See also: johnny, law

John Law

verb
See also: john, law

square john

and square apple
n. someone who obeys the rules; a square. Fred is a square john. There’s no point in worrying about him. I look like a square john, but I’m really quite a devil.
See also: john, square

square john broad

n. an honest, straightforward woman. (Underworld.) We need a square john broad to give this place a look of respectability.
See also: broad, john, square

who shot John

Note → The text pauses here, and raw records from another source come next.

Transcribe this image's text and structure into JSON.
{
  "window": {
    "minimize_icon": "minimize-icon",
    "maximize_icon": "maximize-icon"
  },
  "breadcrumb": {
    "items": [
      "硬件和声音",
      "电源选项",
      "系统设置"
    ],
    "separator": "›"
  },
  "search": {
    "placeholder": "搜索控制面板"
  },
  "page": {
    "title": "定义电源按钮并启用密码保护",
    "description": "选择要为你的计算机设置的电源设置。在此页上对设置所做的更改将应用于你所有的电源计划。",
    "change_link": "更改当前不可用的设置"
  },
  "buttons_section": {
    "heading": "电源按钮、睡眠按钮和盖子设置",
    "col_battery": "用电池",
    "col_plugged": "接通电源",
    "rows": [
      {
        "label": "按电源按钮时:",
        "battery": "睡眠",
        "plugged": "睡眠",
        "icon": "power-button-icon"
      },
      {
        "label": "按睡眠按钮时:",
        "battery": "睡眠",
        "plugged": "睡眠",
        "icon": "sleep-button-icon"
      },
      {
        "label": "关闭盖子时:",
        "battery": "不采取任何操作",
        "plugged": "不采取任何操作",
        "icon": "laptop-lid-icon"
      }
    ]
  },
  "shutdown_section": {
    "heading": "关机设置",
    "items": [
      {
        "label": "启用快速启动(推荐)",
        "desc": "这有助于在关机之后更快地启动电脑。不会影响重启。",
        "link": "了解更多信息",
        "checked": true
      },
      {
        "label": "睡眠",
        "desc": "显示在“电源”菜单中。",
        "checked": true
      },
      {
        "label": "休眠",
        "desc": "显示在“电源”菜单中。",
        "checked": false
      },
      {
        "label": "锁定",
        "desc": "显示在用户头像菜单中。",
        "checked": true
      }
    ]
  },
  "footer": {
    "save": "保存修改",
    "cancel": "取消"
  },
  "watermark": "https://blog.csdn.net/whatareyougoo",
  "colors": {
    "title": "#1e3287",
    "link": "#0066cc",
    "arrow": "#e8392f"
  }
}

n. moonshine; illicit whiskey. (Prohibition.) You know where I can get a little of that who shot John?
See also: john, shot, who
References in classic literature ?
As this was said in the tone of one who knew the fact, and asked the question as a thing of course, John contented himself with nodding his head in the affirmative; at the same time taking one hand out of his pockets to cough behind, and then putting it in again.
Why the truth is,' said John after a long pause, 'that the person who'd go quickest, is a sort of natural, as one may say, sir; and though quick of foot, and as much to be trusted as the post itself, he's not good at talking, being touched and flighty, sir.
I assure you, sir,' returned John Chivery, 'in my poor humble way, sir, I'm too proud and honourable to do it, sir.
Mr Dorrit was not too proud and honourable to listen at the door that he might ascertain for himself whether John really went straight out, or lingered to have any talk with any one.
John quite glowed with pride to hear her say it, and felt what a blessed thing it was to have a superior wife.
If John had not forgotten all about the jelly, it really would have been unpardonable in him to choose that day, of all the days in the year, to bring a friend home to dinner unexpectedly.
Nicholson digested the vile tidings in silence, and when John stole a glance at his father's countenance, he was abashed to see the marks of suffering.
But it was beyond human nature to endure this longer, and John interrupted almost with a scream.
Maria Valenzuela clapped her hands with the rest, and John Harned, whose cold heart was not touched by the event, looked at her with curiosity.
You have seen it," said Maria Valenzuela to John Harned, as they fastened the mules to the dead bull and dragged it out.
At the first John rode with him on the box, telling him this and that, and after that James drove alone.
Sure-ly,' said John, 'I know'd it was something aboot Sarah's Son's Head.
When Little John reached the stand he found none fighting, but only bold Eric walking up and down the platform, swinging his staff and shouting lustily, "Now, who will come and strike a stroke for the lass he loves the best, with a good Lincolnshire yeoman?
And I won't,' said John, with a very expressive look of admiration around him, 'speak a word now
What a dear old darling of a dunce you are, John, to be sure